### Action item
The listing below must be repeated word for word, without its pictures.

### Material provided
----

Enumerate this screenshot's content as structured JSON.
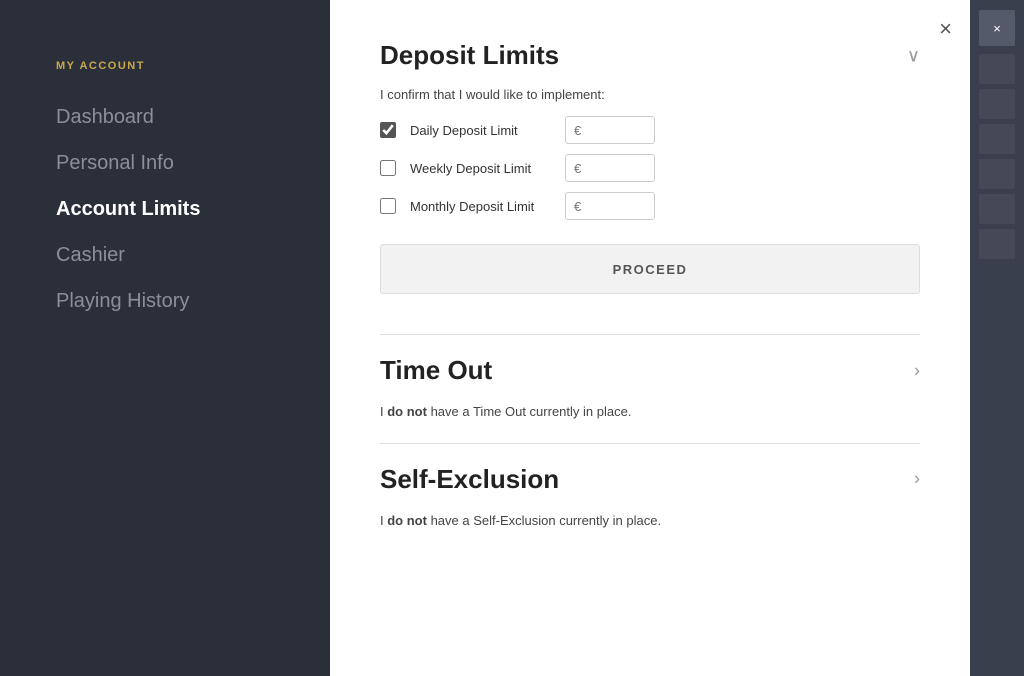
{
  "sidebar": {
    "section_label": "MY ACCOUNT",
    "items": [
      {
        "id": "dashboard",
        "label": "Dashboard",
        "active": false
      },
      {
        "id": "personal-info",
        "label": "Personal Info",
        "active": false
      },
      {
        "id": "account-limits",
        "label": "Account Limits",
        "active": true
      },
      {
        "id": "cashier",
        "label": "Cashier",
        "active": false
      },
      {
        "id": "playing-history",
        "label": "Playing History",
        "active": false
      }
    ]
  },
  "panel": {
    "close_label": "×",
    "sections": {
      "deposit_limits": {
        "title": "Deposit Limits",
        "confirm_text": "I confirm that I would like to implement:",
        "limits": [
          {
            "id": "daily",
            "label": "Daily Deposit Limit",
            "checked": true,
            "placeholder": "€"
          },
          {
            "id": "weekly",
            "label": "Weekly Deposit Limit",
            "checked": false,
            "placeholder": "€"
          },
          {
            "id": "monthly",
            "label": "Monthly Deposit Limit",
            "checked": false,
            "placeholder": "€"
          }
        ],
        "proceed_label": "PROCEED",
        "chevron": "∨"
      },
      "time_out": {
        "title": "Time Out",
        "text_prefix": "I ",
        "text_bold": "do not",
        "text_suffix": " have a Time Out currently in place.",
        "chevron": "›"
      },
      "self_exclusion": {
        "title": "Self-Exclusion",
        "text_prefix": "I ",
        "text_bold": "do not",
        "text_suffix": " have a Self-Exclusion currently in place.",
        "chevron": "›"
      }
    }
  },
  "right_strip": {
    "close_label": "×"
  }
}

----

### Task answer
Enumerate this screenshot's content as structured JSON.
{
  "sidebar": {
    "section_label": "MY ACCOUNT",
    "items": [
      {
        "id": "dashboard",
        "label": "Dashboard",
        "active": false
      },
      {
        "id": "personal-info",
        "label": "Personal Info",
        "active": false
      },
      {
        "id": "account-limits",
        "label": "Account Limits",
        "active": true
      },
      {
        "id": "cashier",
        "label": "Cashier",
        "active": false
      },
      {
        "id": "playing-history",
        "label": "Playing History",
        "active": false
      }
    ]
  },
  "panel": {
    "close_label": "×",
    "sections": {
      "deposit_limits": {
        "title": "Deposit Limits",
        "confirm_text": "I confirm that I would like to implement:",
        "limits": [
          {
            "id": "daily",
            "label": "Daily Deposit Limit",
            "checked": true,
            "placeholder": "€"
          },
          {
            "id": "weekly",
            "label": "Weekly Deposit Limit",
            "checked": false,
            "placeholder": "€"
          },
          {
            "id": "monthly",
            "label": "Monthly Deposit Limit",
            "checked": false,
            "placeholder": "€"
          }
        ],
        "proceed_label": "PROCEED",
        "chevron": "∨"
      },
      "time_out": {
        "title": "Time Out",
        "text_prefix": "I ",
        "text_bold": "do not",
        "text_suffix": " have a Time Out currently in place.",
        "chevron": "›"
      },
      "self_exclusion": {
        "title": "Self-Exclusion",
        "text_prefix": "I ",
        "text_bold": "do not",
        "text_suffix": " have a Self-Exclusion currently in place.",
        "chevron": "›"
      }
    }
  },
  "right_strip": {
    "close_label": "×"
  }
}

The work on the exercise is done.